• [Work order]
Having located "Parse this screenshot: output", write out its line and the remaining lines of the material exactly, the last one included, but not the pictures.

• [Records for this task]
^^^^^^^^

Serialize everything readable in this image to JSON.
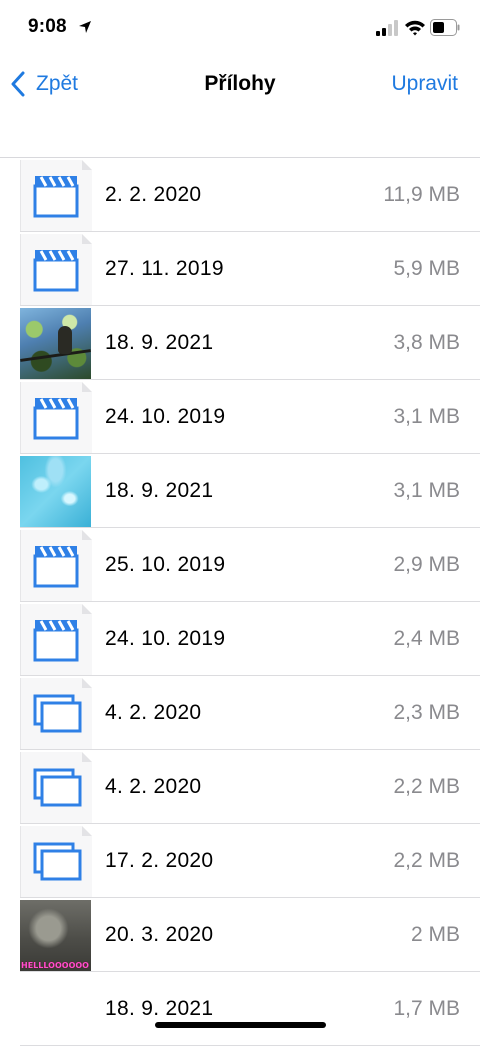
{
  "status_bar": {
    "time": "9:08"
  },
  "nav": {
    "back_label": "Zpět",
    "title": "Přílohy",
    "edit_label": "Upravit"
  },
  "attachments": [
    {
      "date": "2. 2. 2020",
      "size": "11,9 MB",
      "kind": "video",
      "icon": "video-clapper-icon"
    },
    {
      "date": "27. 11. 2019",
      "size": "5,9 MB",
      "kind": "video",
      "icon": "video-clapper-icon"
    },
    {
      "date": "18. 9. 2021",
      "size": "3,8 MB",
      "kind": "photo",
      "icon": "photo-thumbnail"
    },
    {
      "date": "24. 10. 2019",
      "size": "3,1 MB",
      "kind": "video",
      "icon": "video-clapper-icon"
    },
    {
      "date": "18. 9. 2021",
      "size": "3,1 MB",
      "kind": "photo",
      "icon": "photo-thumbnail"
    },
    {
      "date": "25. 10. 2019",
      "size": "2,9 MB",
      "kind": "video",
      "icon": "video-clapper-icon"
    },
    {
      "date": "24. 10. 2019",
      "size": "2,4 MB",
      "kind": "video",
      "icon": "video-clapper-icon"
    },
    {
      "date": "4. 2. 2020",
      "size": "2,3 MB",
      "kind": "stack",
      "icon": "image-stack-icon"
    },
    {
      "date": "4. 2. 2020",
      "size": "2,2 MB",
      "kind": "stack",
      "icon": "image-stack-icon"
    },
    {
      "date": "17. 2. 2020",
      "size": "2,2 MB",
      "kind": "stack",
      "icon": "image-stack-icon"
    },
    {
      "date": "20. 3. 2020",
      "size": "2 MB",
      "kind": "photo",
      "icon": "photo-thumbnail",
      "caption": "HELLLOOOOOO!"
    },
    {
      "date": "18. 9. 2021",
      "size": "1,7 MB",
      "kind": "none"
    }
  ],
  "colors": {
    "accent": "#1f7ae0",
    "secondary_text": "#8a8a8e"
  }
}
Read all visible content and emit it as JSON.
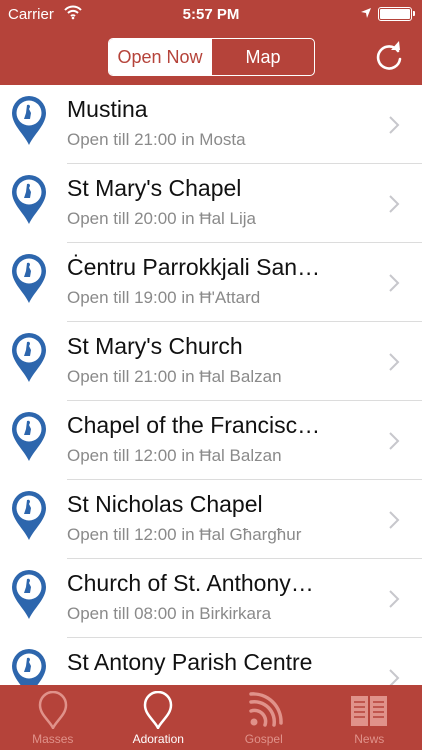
{
  "status_bar": {
    "carrier": "Carrier",
    "time": "5:57 PM"
  },
  "header": {
    "segments": [
      "Open Now",
      "Map"
    ],
    "active_segment": "Open Now"
  },
  "places": [
    {
      "name": "Mustina",
      "detail": "Open till 21:00 in Mosta"
    },
    {
      "name": "St Mary's Chapel",
      "detail": "Open till 20:00 in Ħal Lija"
    },
    {
      "name": "Ċentru Parrokkjali San…",
      "detail": "Open till 19:00 in Ħ'Attard"
    },
    {
      "name": "St Mary's Church",
      "detail": "Open till 21:00 in Ħal Balzan"
    },
    {
      "name": "Chapel of the Francisc…",
      "detail": "Open till 12:00 in Ħal Balzan"
    },
    {
      "name": "St Nicholas Chapel",
      "detail": "Open till 12:00 in Ħal Għargħur"
    },
    {
      "name": "Church of St. Anthony…",
      "detail": "Open till 08:00 in Birkirkara"
    },
    {
      "name": "St Antony Parish Centre",
      "detail": ""
    }
  ],
  "tabs": [
    {
      "label": "Masses",
      "icon": "pin-icon",
      "active": false
    },
    {
      "label": "Adoration",
      "icon": "pin-icon",
      "active": true
    },
    {
      "label": "Gospel",
      "icon": "rss-icon",
      "active": false
    },
    {
      "label": "News",
      "icon": "book-icon",
      "active": false
    }
  ],
  "colors": {
    "brand": "#b5433a",
    "pin": "#2d66ad",
    "tab_inactive": "#e0928a"
  }
}
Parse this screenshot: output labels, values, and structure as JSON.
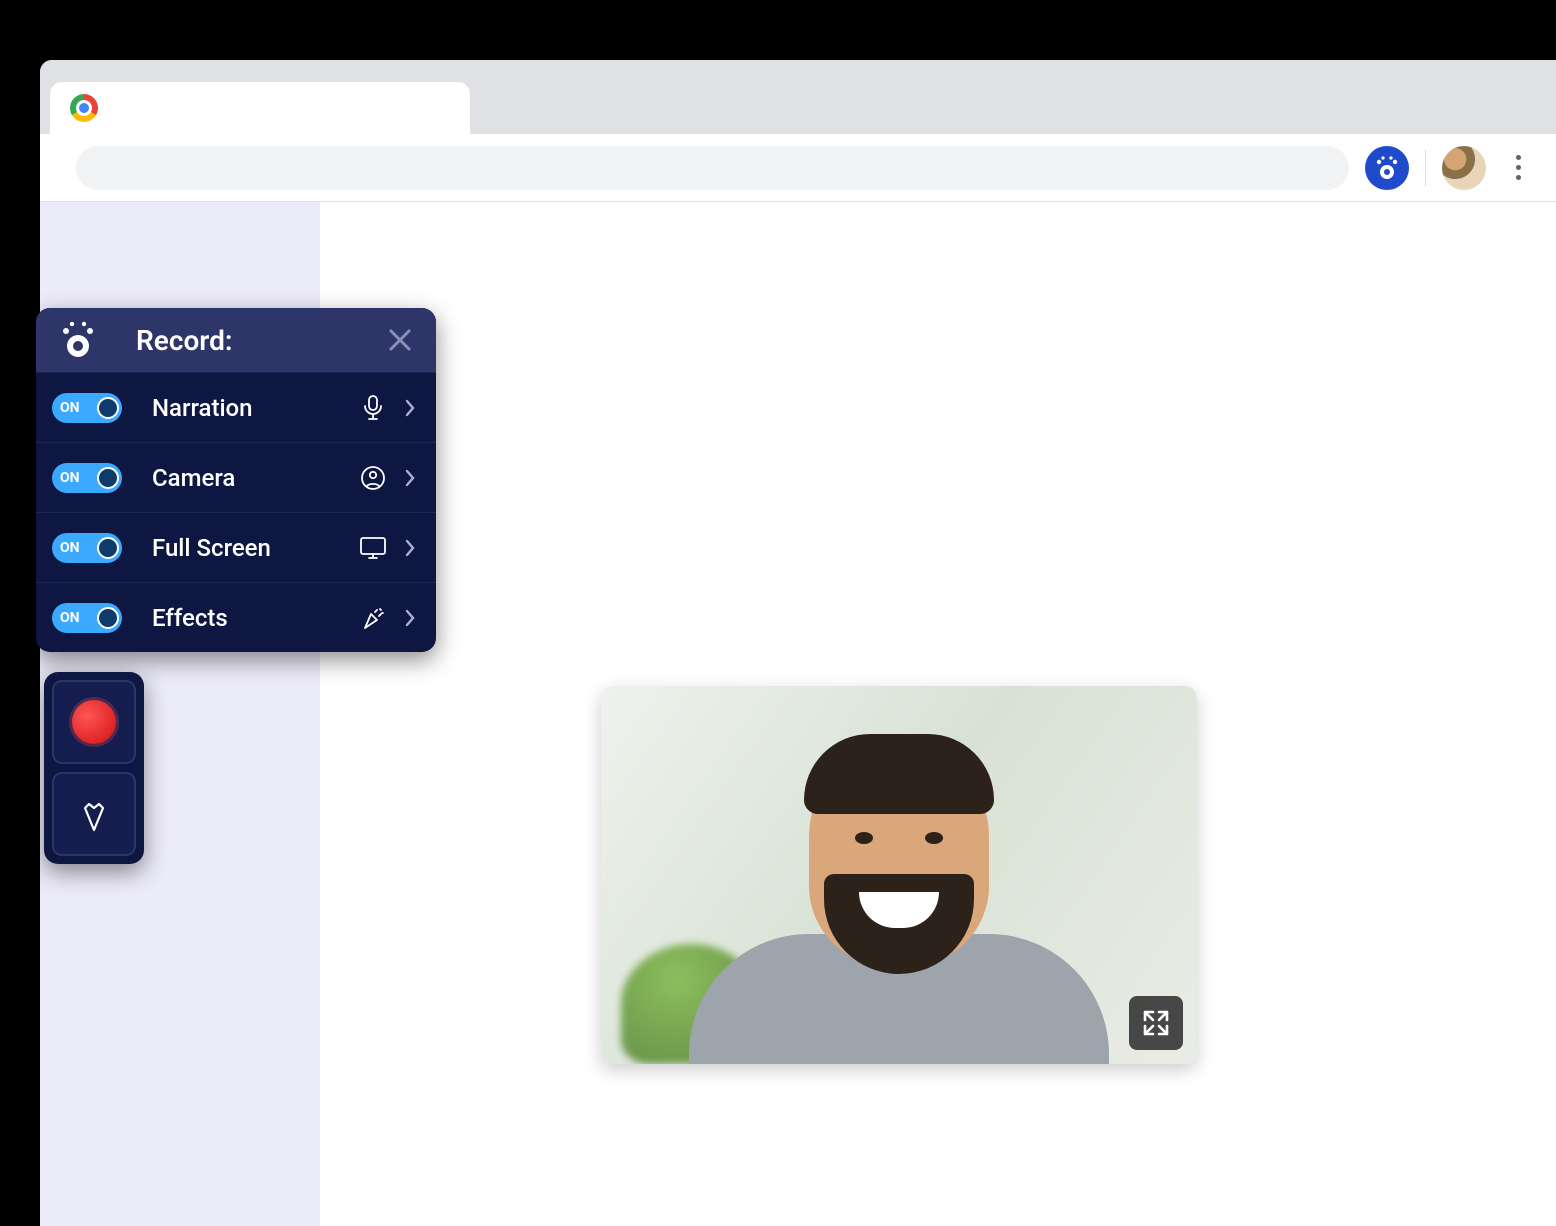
{
  "panel": {
    "title": "Record:",
    "rows": [
      {
        "label": "Narration",
        "toggle": "ON",
        "icon": "microphone-icon"
      },
      {
        "label": "Camera",
        "toggle": "ON",
        "icon": "person-circle-icon"
      },
      {
        "label": "Full Screen",
        "toggle": "ON",
        "icon": "monitor-icon"
      },
      {
        "label": "Effects",
        "toggle": "ON",
        "icon": "confetti-icon"
      }
    ]
  },
  "colors": {
    "panel_bg": "#0e1642",
    "panel_header_bg": "#2e3568",
    "toggle_on": "#3aa9ff",
    "record_red": "#e41818",
    "ext_blue": "#1f4acc"
  }
}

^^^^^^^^

• [Solution]
Parse this screenshot: output labels, values, and structure as JSON.
{
  "panel": {
    "title": "Record:",
    "rows": [
      {
        "label": "Narration",
        "toggle": "ON",
        "icon": "microphone-icon"
      },
      {
        "label": "Camera",
        "toggle": "ON",
        "icon": "person-circle-icon"
      },
      {
        "label": "Full Screen",
        "toggle": "ON",
        "icon": "monitor-icon"
      },
      {
        "label": "Effects",
        "toggle": "ON",
        "icon": "confetti-icon"
      }
    ]
  },
  "colors": {
    "panel_bg": "#0e1642",
    "panel_header_bg": "#2e3568",
    "toggle_on": "#3aa9ff",
    "record_red": "#e41818",
    "ext_blue": "#1f4acc"
  }
}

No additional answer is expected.